Objective: To examine the characteristics of patients transferred from a rural hospital emergency department, to compare them with patients admitted on an emergency basis, and to use this information to help plan physician education.
Design: Descriptive study using records for the period January 1, 1991, to June 30, 1992.
Setting: The emergency department at Bonnyville Health Centre, an acute care rural hospital located 240 km northeast of Edmonton, serving a catchment population of approximately 10,000.
Participants: One thousand fifty-five patients seen in the emergency department who were either transferred to another centre or admitted to the Bonnyville Health Centre on an emergency basis.
Main outcome measures: For the transferred group, main diagnosis, category of transfer, and reason for transfer. For the admitted group, main diagnosis, length of stay, type of discharge.
Results: Of the 1055 patients ill enough to be either admitted or transferred, 114 (10.8%) were transferred. Those transferred were predominantly men, the elderly, and people with orthopedic injuries or neurologic diseases. Those admitted presented primarily with internal, respiratory, gynecologic, or pediatric disorders. Reason for transfer was mainly lack of specialized services or equipment at the rural hospital.
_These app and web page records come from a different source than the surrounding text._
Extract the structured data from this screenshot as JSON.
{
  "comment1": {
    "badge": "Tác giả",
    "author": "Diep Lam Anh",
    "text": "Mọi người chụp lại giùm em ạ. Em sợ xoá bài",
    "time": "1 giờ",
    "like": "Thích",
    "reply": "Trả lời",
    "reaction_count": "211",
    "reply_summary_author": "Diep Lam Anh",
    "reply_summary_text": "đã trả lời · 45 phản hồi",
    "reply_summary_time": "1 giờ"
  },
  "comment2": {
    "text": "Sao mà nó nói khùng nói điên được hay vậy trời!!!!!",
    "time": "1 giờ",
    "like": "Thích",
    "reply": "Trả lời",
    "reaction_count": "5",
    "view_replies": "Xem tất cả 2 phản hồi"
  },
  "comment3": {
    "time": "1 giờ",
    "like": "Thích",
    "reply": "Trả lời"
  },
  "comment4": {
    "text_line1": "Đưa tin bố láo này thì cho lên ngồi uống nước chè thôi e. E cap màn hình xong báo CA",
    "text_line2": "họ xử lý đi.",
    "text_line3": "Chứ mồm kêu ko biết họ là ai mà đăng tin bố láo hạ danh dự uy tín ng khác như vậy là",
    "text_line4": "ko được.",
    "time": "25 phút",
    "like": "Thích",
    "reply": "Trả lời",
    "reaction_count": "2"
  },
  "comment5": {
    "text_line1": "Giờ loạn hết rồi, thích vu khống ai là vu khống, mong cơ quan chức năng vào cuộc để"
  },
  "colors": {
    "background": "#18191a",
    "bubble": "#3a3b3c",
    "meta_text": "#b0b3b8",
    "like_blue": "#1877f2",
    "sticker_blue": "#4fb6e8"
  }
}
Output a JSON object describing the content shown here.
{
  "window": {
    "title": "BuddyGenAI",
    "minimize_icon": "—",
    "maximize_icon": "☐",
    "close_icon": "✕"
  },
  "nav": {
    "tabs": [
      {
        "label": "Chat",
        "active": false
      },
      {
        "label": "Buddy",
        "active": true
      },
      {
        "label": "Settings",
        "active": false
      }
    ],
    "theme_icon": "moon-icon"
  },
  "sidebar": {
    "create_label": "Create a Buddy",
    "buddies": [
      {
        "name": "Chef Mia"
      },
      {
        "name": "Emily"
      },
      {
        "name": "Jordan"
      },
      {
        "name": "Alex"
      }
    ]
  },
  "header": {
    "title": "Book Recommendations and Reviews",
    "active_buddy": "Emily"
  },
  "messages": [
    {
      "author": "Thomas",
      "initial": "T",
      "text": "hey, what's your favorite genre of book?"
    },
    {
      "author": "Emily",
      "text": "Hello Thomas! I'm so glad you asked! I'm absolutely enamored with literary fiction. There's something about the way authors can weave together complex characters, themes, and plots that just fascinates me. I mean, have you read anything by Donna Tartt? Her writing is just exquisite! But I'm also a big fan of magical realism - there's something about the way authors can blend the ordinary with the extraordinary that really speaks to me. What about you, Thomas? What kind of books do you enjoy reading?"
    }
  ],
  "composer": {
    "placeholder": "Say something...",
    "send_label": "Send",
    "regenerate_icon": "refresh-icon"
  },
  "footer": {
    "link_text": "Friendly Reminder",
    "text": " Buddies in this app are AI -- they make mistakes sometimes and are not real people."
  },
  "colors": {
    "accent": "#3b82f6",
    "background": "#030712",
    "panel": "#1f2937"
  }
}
Conclusions: Patients transferred out of the emergency department differed from those admitted in diagnoses and sex. Most transfers were considered "mandatory." Results of this analysis supported incorporating a formal rotation in orthopedics and adding 4 weeks to the existing emergency medicine rotation in our family medicine residency program.